== Problem description ==
Copy every line of the material below word for word.

== Provided records ==
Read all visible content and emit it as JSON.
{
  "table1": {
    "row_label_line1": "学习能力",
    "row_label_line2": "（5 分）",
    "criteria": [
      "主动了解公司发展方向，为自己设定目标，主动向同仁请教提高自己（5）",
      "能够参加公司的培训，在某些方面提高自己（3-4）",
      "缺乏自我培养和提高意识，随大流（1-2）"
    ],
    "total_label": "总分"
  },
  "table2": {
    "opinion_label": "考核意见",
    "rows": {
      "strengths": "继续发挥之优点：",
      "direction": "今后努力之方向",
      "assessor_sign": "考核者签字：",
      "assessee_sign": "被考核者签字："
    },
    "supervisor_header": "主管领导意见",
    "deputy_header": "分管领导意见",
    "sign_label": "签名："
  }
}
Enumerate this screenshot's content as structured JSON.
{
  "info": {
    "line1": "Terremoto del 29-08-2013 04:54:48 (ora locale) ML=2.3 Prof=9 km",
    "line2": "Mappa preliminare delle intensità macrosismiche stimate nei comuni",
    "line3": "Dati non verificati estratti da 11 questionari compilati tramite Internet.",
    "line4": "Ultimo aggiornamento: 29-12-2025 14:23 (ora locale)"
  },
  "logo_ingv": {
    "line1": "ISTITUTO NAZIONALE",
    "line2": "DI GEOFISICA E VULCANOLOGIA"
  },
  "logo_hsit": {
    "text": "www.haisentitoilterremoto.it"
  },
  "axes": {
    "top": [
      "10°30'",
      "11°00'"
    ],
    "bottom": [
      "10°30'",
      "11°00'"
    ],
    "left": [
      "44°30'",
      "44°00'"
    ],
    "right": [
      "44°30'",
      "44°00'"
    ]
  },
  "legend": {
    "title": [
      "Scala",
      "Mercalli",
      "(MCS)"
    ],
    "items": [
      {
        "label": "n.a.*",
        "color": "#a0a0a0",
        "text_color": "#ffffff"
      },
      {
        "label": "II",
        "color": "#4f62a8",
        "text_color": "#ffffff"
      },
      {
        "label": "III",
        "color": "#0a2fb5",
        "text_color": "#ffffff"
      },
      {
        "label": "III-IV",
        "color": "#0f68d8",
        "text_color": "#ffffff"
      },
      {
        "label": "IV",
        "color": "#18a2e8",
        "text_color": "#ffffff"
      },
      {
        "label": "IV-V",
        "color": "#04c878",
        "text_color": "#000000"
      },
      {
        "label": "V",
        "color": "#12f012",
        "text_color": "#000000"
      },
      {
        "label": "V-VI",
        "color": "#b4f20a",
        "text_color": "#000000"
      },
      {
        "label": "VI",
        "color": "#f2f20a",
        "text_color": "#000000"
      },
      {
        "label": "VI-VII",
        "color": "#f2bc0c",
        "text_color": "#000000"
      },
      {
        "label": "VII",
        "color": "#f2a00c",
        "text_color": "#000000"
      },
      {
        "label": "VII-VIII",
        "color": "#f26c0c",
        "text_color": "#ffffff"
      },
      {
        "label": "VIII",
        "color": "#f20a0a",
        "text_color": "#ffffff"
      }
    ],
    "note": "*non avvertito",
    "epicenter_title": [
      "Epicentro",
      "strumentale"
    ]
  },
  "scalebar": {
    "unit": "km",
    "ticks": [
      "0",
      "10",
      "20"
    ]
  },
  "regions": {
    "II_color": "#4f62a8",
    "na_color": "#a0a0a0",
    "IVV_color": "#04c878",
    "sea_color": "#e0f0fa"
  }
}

== Task answer ==
Read all visible content and emit it as JSON.
{
  "table1": {
    "row_label_line1": "学习能力",
    "row_label_line2": "（5 分）",
    "criteria": [
      "主动了解公司发展方向，为自己设定目标，主动向同仁请教提高自己（5）",
      "能够参加公司的培训，在某些方面提高自己（3-4）",
      "缺乏自我培养和提高意识，随大流（1-2）"
    ],
    "total_label": "总分"
  },
  "table2": {
    "opinion_label": "考核意见",
    "rows": {
      "strengths": "继续发挥之优点：",
      "direction": "今后努力之方向",
      "assessor_sign": "考核者签字：",
      "assessee_sign": "被考核者签字："
    },
    "supervisor_header": "主管领导意见",
    "deputy_header": "分管领导意见",
    "sign_label": "签名："
  }
}
Enumerate this screenshot's content as structured JSON.
{
  "info": {
    "line1": "Terremoto del 29-08-2013 04:54:48 (ora locale) ML=2.3 Prof=9 km",
    "line2": "Mappa preliminare delle intensità macrosismiche stimate nei comuni",
    "line3": "Dati non verificati estratti da 11 questionari compilati tramite Internet.",
    "line4": "Ultimo aggiornamento: 29-12-2025 14:23 (ora locale)"
  },
  "logo_ingv": {
    "line1": "ISTITUTO NAZIONALE",
    "line2": "DI GEOFISICA E VULCANOLOGIA"
  },
  "logo_hsit": {
    "text": "www.haisentitoilterremoto.it"
  },
  "axes": {
    "top": [
      "10°30'",
      "11°00'"
    ],
    "bottom": [
      "10°30'",
      "11°00'"
    ],
    "left": [
      "44°30'",
      "44°00'"
    ],
    "right": [
      "44°30'",
      "44°00'"
    ]
  },
  "legend": {
    "title": [
      "Scala",
      "Mercalli",
      "(MCS)"
    ],
    "items": [
      {
        "label": "n.a.*",
        "color": "#a0a0a0",
        "text_color": "#ffffff"
      },
      {
        "label": "II",
        "color": "#4f62a8",
        "text_color": "#ffffff"
      },
      {
        "label": "III",
        "color": "#0a2fb5",
        "text_color": "#ffffff"
      },
      {
        "label": "III-IV",
        "color": "#0f68d8",
        "text_color": "#ffffff"
      },
      {
        "label": "IV",
        "color": "#18a2e8",
        "text_color": "#ffffff"
      },
      {
        "label": "IV-V",
        "color": "#04c878",
        "text_color": "#000000"
      },
      {
        "label": "V",
        "color": "#12f012",
        "text_color": "#000000"
      },
      {
        "label": "V-VI",
        "color": "#b4f20a",
        "text_color": "#000000"
      },
      {
        "label": "VI",
        "color": "#f2f20a",
        "text_color": "#000000"
      },
      {
        "label": "VI-VII",
        "color": "#f2bc0c",
        "text_color": "#000000"
      },
      {
        "label": "VII",
        "color": "#f2a00c",
        "text_color": "#000000"
      },
      {
        "label": "VII-VIII",
        "color": "#f26c0c",
        "text_color": "#ffffff"
      },
      {
        "label": "VIII",
        "color": "#f20a0a",
        "text_color": "#ffffff"
      }
    ],
    "note": "*non avvertito",
    "epicenter_title": [
      "Epicentro",
      "strumentale"
    ]
  },
  "scalebar": {
    "unit": "km",
    "ticks": [
      "0",
      "10",
      "20"
    ]
  },
  "regions": {
    "II_color": "#4f62a8",
    "na_color": "#a0a0a0",
    "IVV_color": "#04c878",
    "sea_color": "#e0f0fa"
  }
}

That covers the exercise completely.